What you have to do ->
Search the records for "name" and copy each line that holds it.

Record set ->
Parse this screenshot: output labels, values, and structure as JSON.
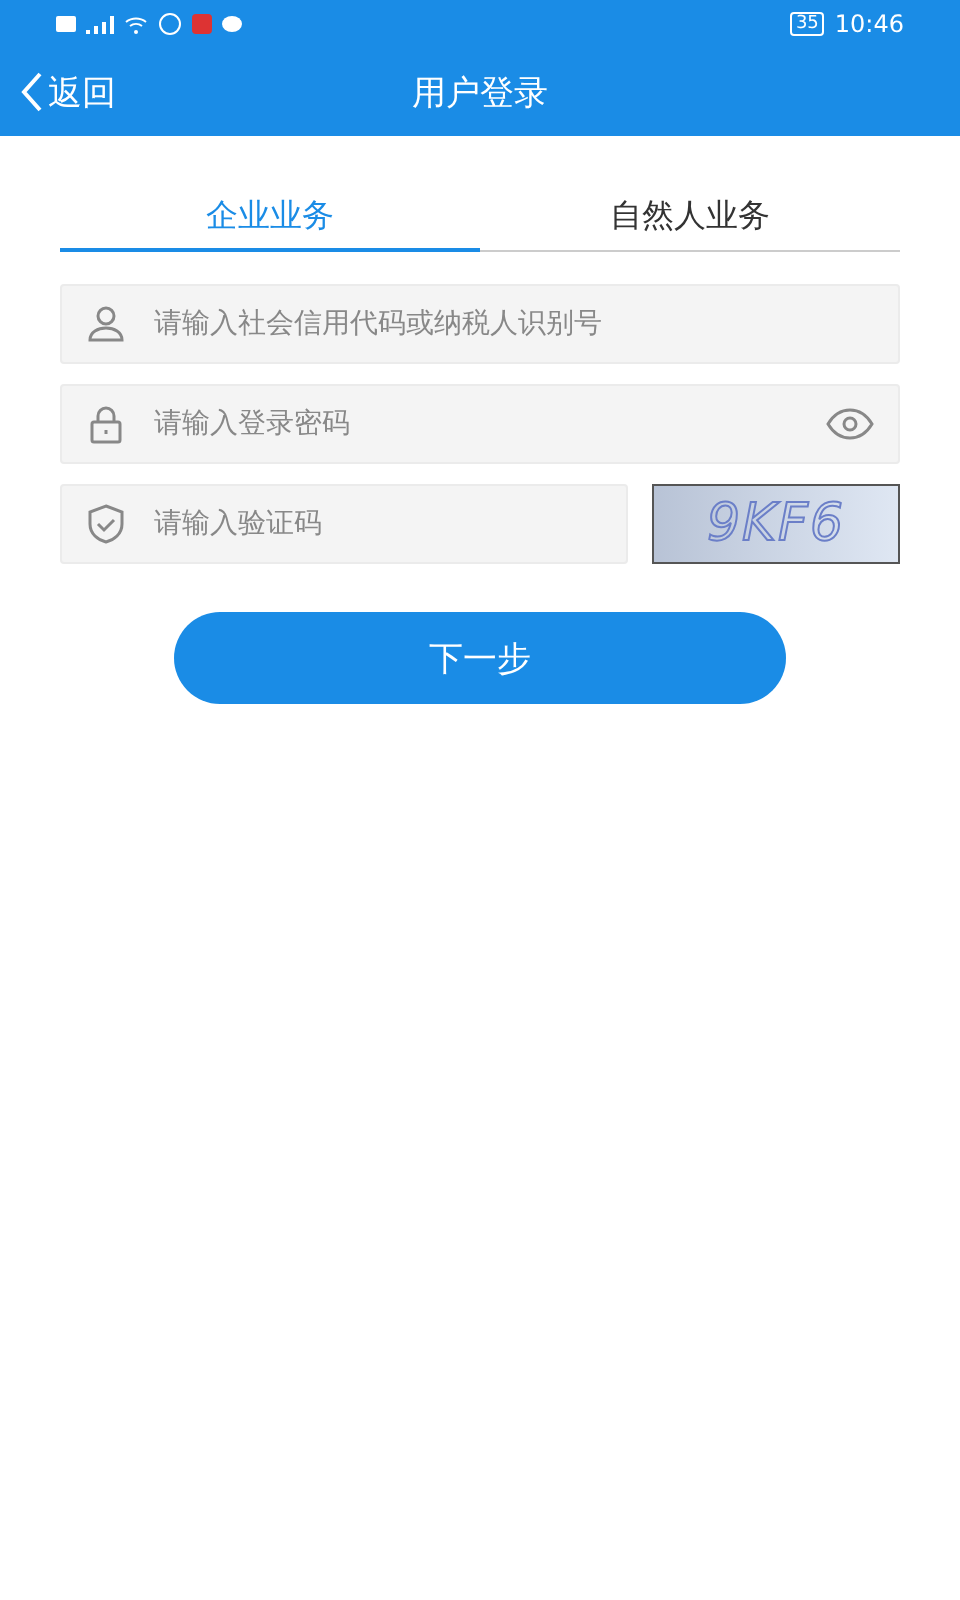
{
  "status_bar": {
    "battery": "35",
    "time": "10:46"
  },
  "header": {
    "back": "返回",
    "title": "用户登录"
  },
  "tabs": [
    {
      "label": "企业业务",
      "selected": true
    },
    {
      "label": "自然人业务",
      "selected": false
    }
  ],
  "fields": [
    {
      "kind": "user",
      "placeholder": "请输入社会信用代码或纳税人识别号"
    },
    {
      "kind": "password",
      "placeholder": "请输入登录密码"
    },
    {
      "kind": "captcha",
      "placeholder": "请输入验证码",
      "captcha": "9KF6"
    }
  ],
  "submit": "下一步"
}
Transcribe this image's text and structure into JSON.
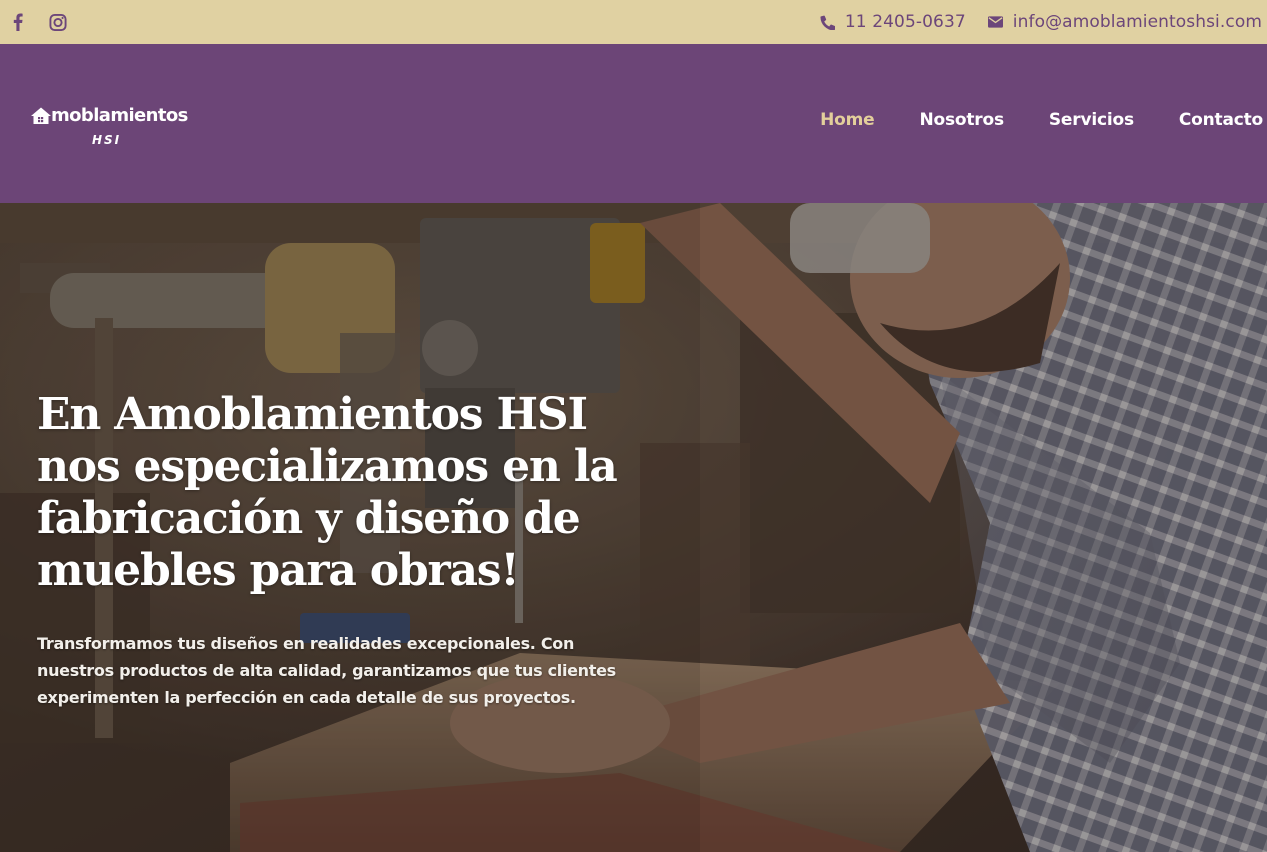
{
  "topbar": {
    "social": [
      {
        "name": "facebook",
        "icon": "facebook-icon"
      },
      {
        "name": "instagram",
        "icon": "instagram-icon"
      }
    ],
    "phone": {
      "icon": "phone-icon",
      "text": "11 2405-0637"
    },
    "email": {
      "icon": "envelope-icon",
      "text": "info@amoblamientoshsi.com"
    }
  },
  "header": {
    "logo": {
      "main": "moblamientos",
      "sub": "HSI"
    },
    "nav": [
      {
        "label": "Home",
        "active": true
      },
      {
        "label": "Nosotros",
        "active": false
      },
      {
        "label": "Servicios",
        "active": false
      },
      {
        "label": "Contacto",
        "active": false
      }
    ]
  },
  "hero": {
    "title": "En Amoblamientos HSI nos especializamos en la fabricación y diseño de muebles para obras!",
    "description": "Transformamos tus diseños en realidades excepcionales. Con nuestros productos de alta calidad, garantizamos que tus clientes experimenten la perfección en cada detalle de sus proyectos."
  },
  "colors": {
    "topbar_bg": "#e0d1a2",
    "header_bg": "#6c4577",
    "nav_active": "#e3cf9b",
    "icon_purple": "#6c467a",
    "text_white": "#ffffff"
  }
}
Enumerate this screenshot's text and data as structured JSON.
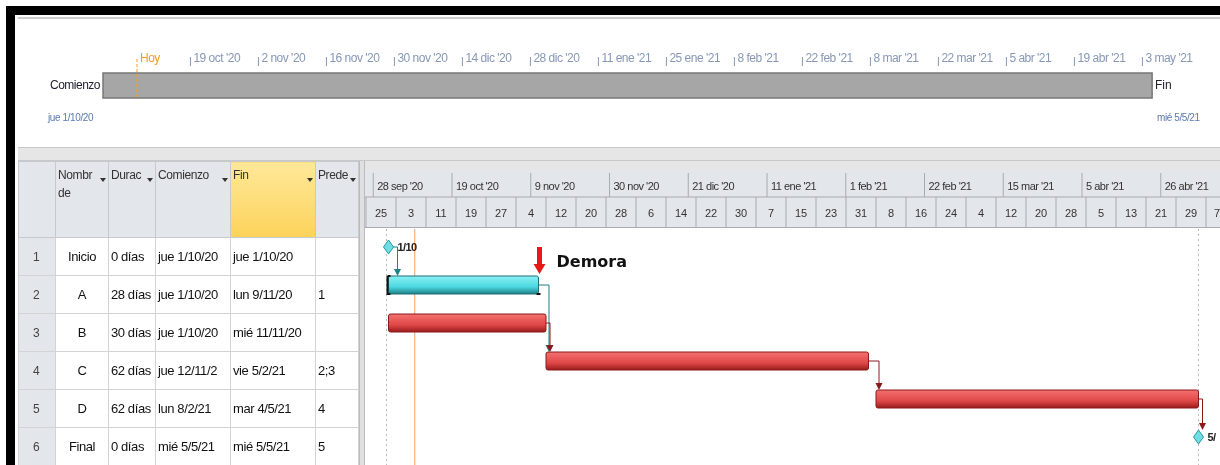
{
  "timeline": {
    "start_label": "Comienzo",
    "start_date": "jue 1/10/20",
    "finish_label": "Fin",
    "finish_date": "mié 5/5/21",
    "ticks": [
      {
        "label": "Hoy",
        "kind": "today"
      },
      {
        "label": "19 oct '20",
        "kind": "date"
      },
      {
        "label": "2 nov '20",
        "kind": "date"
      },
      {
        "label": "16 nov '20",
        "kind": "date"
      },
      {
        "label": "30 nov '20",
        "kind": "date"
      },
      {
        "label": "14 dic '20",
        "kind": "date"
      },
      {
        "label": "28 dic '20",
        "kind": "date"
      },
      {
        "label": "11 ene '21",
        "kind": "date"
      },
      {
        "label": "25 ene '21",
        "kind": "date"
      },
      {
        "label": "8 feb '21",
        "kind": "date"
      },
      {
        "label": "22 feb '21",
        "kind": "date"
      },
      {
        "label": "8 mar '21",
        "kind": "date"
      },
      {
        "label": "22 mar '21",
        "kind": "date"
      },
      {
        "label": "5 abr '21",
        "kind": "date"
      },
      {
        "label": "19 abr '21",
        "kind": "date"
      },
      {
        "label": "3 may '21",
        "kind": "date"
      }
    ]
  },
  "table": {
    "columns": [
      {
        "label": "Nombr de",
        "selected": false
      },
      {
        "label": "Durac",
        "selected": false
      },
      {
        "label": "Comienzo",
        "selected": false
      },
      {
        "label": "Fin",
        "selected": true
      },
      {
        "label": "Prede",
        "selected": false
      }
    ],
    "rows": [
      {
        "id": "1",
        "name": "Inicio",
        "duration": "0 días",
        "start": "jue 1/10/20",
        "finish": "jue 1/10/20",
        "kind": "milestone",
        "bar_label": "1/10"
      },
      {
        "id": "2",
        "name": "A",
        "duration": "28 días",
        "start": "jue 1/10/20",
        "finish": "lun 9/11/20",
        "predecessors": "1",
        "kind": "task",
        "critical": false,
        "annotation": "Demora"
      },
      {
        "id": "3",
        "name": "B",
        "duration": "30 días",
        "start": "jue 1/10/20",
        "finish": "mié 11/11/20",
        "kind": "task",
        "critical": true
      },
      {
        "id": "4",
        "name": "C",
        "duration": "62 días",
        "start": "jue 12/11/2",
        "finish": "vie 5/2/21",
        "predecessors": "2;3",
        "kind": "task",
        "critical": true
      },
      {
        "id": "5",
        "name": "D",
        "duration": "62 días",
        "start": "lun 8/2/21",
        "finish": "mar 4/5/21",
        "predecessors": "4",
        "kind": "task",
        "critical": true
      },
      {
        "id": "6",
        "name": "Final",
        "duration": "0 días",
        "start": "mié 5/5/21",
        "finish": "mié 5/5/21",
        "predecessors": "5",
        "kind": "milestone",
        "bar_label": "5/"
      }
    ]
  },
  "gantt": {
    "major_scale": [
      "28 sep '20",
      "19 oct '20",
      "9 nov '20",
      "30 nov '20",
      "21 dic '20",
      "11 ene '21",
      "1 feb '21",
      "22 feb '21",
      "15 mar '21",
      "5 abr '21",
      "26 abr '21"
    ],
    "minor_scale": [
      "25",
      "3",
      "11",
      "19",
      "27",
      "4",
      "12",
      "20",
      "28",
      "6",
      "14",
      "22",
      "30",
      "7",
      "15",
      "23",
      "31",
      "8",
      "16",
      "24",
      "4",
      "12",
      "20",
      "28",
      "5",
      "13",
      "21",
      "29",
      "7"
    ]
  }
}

Output for this task ->
        "name": "facebook",
        "name": "instagram",
        "name": "Inicio",
        "name": "A",
        "name": "B",
        "name": "C",
        "name": "D",
        "name": "Final",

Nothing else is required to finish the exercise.